ZTE was once a leading provider of telecommunications and network solutions, as it has worked with the top carriers and mobile software developers to produce fantastic devices. However, the company’s success has dwindled and now executives are searching for answers as to how to turn things around.
A report in the online publication China Daily examines the Chinese company’s struggles, such as a loss of profits last year. According to the article, this may be due to the fact that ZTE has completely separated ownership from operation, meaning that none of the company’s employees – who man the daily operations – are shareholders.
The article suggests that this structure can only yield two possible results: either the company operators don’t have the incentive to work hard for the shareholders or the shareholders will lose control of the company because they are not immersed in the day-to-day grind, thus leaving managers with no ownership to make decisions.
“The former result can be seen in some state-owned companies where the efficiency is low and corruption is rampant,” the article says. “While the latter one can be found in some multinational corporations, to avoid the management hurting the interests of owners, the shareholders usually offer the executives big salaries and a benefits package that includes a golden parachute.”
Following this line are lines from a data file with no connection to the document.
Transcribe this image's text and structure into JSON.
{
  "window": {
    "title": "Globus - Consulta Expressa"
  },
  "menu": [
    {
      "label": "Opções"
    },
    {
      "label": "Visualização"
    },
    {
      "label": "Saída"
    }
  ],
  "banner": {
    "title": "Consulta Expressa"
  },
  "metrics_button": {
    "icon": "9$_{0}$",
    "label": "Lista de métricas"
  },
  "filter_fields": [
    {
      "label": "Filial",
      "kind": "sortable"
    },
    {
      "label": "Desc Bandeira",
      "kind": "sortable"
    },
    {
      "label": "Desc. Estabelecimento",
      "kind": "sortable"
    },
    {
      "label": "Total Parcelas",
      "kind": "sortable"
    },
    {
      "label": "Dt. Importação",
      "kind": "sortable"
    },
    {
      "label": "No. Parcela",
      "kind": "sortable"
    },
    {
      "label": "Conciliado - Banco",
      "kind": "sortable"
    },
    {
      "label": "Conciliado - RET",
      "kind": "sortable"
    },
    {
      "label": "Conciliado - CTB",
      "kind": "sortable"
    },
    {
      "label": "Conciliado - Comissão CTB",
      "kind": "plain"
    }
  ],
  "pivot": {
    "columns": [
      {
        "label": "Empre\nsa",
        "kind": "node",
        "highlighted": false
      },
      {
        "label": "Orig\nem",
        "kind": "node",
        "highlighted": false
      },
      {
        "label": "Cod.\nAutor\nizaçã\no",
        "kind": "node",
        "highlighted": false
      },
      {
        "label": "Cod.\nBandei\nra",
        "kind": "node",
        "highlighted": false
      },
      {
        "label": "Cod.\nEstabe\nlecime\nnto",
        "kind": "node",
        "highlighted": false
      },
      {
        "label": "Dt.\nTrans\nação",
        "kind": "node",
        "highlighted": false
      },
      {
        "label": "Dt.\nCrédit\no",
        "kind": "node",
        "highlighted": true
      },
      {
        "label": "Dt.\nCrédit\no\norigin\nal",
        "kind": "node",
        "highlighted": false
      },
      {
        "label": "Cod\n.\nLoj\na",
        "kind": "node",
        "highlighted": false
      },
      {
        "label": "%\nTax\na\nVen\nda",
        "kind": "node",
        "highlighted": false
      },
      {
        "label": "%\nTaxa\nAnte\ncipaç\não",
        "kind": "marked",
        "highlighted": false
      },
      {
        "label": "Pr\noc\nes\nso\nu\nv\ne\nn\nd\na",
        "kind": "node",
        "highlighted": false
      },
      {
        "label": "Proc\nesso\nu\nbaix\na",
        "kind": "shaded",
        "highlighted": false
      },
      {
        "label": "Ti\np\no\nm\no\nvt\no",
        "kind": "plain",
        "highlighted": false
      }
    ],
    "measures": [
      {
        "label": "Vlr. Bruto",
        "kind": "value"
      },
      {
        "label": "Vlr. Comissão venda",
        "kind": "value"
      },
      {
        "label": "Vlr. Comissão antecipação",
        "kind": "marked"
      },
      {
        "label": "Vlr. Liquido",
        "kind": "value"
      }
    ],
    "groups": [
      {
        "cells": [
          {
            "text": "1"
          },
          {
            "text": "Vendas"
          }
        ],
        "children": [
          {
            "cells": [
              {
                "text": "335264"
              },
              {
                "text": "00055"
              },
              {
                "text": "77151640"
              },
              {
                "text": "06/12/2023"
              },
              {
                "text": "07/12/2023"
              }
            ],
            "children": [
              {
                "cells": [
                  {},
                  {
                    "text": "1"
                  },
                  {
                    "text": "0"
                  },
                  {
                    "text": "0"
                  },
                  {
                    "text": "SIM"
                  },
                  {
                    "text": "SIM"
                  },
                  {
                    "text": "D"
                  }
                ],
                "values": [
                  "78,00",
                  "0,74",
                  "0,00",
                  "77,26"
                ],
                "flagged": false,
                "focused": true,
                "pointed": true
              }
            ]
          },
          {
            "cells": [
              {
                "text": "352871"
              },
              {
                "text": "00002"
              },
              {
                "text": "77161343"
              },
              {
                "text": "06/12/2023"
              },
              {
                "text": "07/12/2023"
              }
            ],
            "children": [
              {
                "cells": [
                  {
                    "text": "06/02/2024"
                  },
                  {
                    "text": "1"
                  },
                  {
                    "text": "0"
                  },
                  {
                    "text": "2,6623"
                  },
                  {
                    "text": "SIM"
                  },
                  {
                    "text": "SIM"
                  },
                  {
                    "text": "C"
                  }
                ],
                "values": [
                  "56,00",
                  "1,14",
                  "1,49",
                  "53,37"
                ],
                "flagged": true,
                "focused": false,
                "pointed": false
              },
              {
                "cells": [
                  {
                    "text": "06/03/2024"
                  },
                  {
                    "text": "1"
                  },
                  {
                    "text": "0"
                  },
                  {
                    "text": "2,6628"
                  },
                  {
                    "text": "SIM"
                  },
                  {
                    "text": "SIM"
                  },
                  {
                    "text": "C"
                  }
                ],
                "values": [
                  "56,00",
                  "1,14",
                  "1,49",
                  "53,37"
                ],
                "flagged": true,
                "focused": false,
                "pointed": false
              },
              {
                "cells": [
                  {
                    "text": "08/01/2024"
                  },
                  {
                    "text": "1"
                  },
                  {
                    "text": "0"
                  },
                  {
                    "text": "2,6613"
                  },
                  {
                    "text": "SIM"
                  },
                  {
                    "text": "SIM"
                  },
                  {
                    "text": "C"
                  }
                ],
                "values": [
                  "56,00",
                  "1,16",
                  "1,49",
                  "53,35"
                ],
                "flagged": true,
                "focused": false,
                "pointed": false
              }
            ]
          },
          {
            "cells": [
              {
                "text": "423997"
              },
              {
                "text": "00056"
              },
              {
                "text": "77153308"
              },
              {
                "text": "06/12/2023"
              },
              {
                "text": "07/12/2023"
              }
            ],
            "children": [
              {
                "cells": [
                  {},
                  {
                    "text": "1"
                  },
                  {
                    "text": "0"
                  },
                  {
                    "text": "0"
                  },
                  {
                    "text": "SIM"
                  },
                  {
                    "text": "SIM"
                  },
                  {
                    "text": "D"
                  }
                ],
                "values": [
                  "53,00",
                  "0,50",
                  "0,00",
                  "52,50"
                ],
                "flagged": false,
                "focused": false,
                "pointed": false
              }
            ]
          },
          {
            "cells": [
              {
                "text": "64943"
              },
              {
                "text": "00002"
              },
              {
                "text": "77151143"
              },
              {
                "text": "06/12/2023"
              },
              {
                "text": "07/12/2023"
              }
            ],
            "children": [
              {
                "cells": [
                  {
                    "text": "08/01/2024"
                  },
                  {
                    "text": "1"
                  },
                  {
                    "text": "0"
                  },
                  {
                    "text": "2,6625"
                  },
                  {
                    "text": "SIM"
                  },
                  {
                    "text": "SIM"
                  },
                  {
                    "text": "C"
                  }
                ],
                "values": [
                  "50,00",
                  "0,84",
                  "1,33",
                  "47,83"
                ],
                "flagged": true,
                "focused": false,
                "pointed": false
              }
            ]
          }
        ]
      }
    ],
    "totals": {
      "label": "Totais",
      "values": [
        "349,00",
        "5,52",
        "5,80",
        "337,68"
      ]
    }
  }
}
Owners likely prefer the latter as it gives them an opportunity to manipulate operational control, but all of this can be avoided if companies simply invest in new software solutions that build efficiency and promote communication and transparency. Using FileMaker to build a custom database software solution can collect data and display it in a way that ownership has a clear view of what is happening, what’s working and what isn’t.
Such a solution could have helped ZTE improve its economic viability. Its ownership structure isn’t necessarily wrong, as long as proper actions are taken.